» Assignment:
Which lines in the data contain the word "Range"? Please copy each of them.

» Material for this task:
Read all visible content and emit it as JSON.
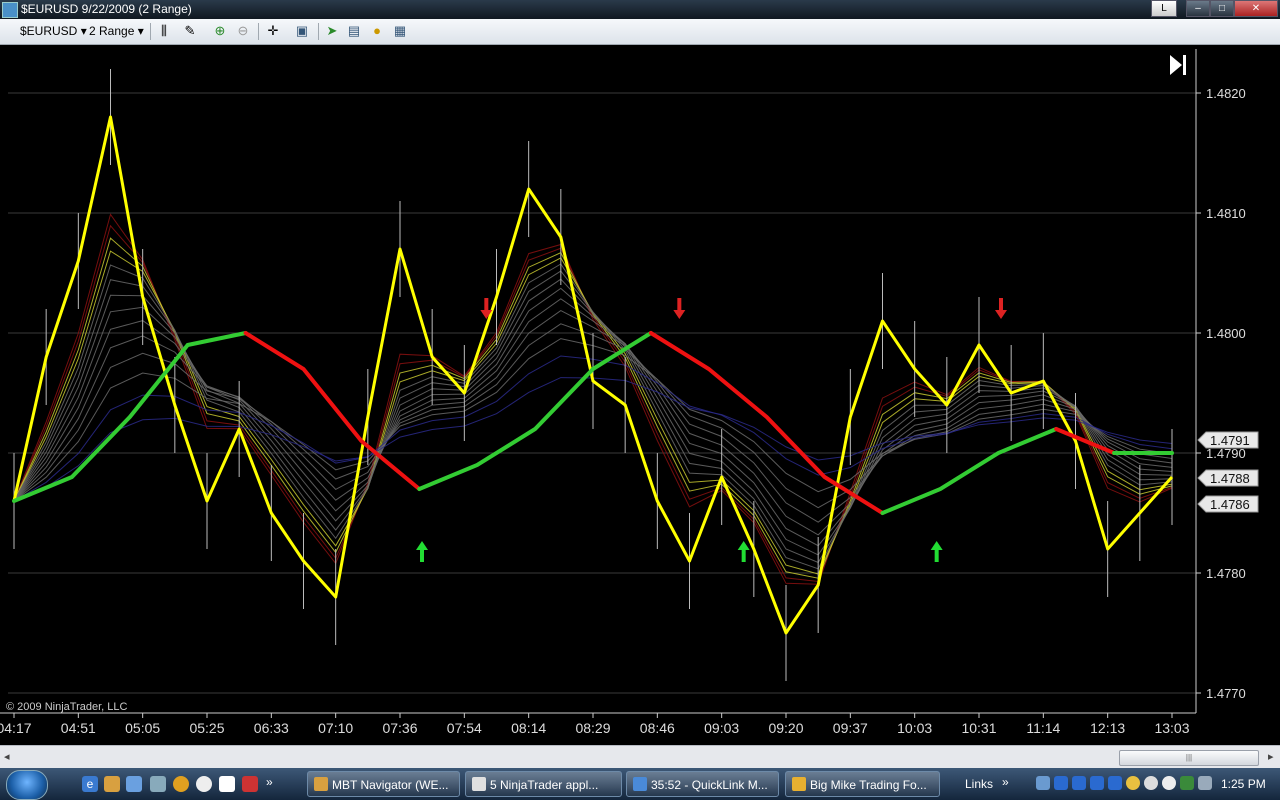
{
  "window": {
    "title": "$EURUSD  9/22/2009 (2 Range)",
    "btn_l": "L",
    "btn_min": "‒",
    "btn_max": "□",
    "btn_close": "✕"
  },
  "toolbar": {
    "instrument": "$EURUSD",
    "interval": "2 Range",
    "icons": [
      "bar-type-icon",
      "draw-pencil-icon",
      "zoom-in-icon",
      "zoom-out-icon",
      "crosshair-icon",
      "snapshot-icon",
      "indicators-icon",
      "strategies-icon",
      "gold-coin-icon",
      "data-box-icon"
    ]
  },
  "chart_data": {
    "type": "line",
    "instrument": "$EURUSD",
    "period": "2 Range",
    "ylim": [
      1.4768,
      1.483
    ],
    "y_ticks": [
      "1.4820",
      "1.4810",
      "1.4800",
      "1.4790",
      "1.4780",
      "1.4770"
    ],
    "x_ticks": [
      "04:17",
      "04:51",
      "05:05",
      "05:25",
      "06:33",
      "07:10",
      "07:36",
      "07:54",
      "08:14",
      "08:29",
      "08:46",
      "09:03",
      "09:20",
      "09:37",
      "10:03",
      "10:31",
      "11:14",
      "12:13",
      "13:03"
    ],
    "price_labels": [
      "1.4791",
      "1.4788",
      "1.4786"
    ],
    "series": [
      {
        "color": "#ffff00",
        "values": [
          1.4786,
          1.4798,
          1.4806,
          1.4818,
          1.4803,
          1.4794,
          1.4786,
          1.4792,
          1.4785,
          1.4781,
          1.4778,
          1.4793,
          1.4807,
          1.4798,
          1.4795,
          1.4803,
          1.4812,
          1.4808,
          1.4796,
          1.4794,
          1.4786,
          1.4781,
          1.4788,
          1.4782,
          1.4775,
          1.4779,
          1.4793,
          1.4801,
          1.4797,
          1.4794,
          1.4799,
          1.4795,
          1.4796,
          1.4791,
          1.4782,
          1.4785,
          1.4788
        ]
      },
      {
        "color": "#33cc33",
        "values": [
          1.4786,
          1.4788,
          1.4793,
          1.4799,
          1.48
        ]
      },
      {
        "color": "#ee1111",
        "values": [
          1.48,
          1.4797,
          1.4791,
          1.4787
        ]
      },
      {
        "color": "#33cc33",
        "values": [
          1.4787,
          1.4789,
          1.4792,
          1.4797,
          1.48
        ]
      },
      {
        "color": "#ee1111",
        "values": [
          1.48,
          1.4797,
          1.4793,
          1.4788,
          1.4785
        ]
      },
      {
        "color": "#33cc33",
        "values": [
          1.4785,
          1.4787,
          1.479,
          1.4792
        ]
      },
      {
        "color": "#ee1111",
        "values": [
          1.4792,
          1.479
        ]
      },
      {
        "color": "#33cc33",
        "values": [
          1.479,
          1.479
        ]
      }
    ],
    "signals": [
      {
        "type": "down",
        "at": "07:54"
      },
      {
        "type": "down",
        "at": "08:46"
      },
      {
        "type": "down",
        "at": "10:31"
      },
      {
        "type": "up",
        "at": "07:36"
      },
      {
        "type": "up",
        "at": "09:03"
      },
      {
        "type": "up",
        "at": "10:03"
      }
    ],
    "copyright": "© 2009 NinjaTrader, LLC"
  },
  "scrollbar": {
    "left_arrow": "◂",
    "right_arrow": "▸",
    "grip": "|||"
  },
  "taskbar": {
    "tasks": [
      {
        "label": "MBT Navigator (WE...",
        "color": "#d8a040"
      },
      {
        "label": "5 NinjaTrader appl...",
        "color": "#e0e0e0"
      },
      {
        "label": "35:52 - QuickLink M...",
        "color": "#4a8ad8"
      },
      {
        "label": "Big Mike Trading Fo...",
        "color": "#e8b030"
      }
    ],
    "links_label": "Links",
    "chevron": "»",
    "clock": "1:25 PM"
  }
}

» Answer space:
    "title": "$EURUSD  9/22/2009 (2 Range)",
    "interval": "2 Range",
    "period": "2 Range",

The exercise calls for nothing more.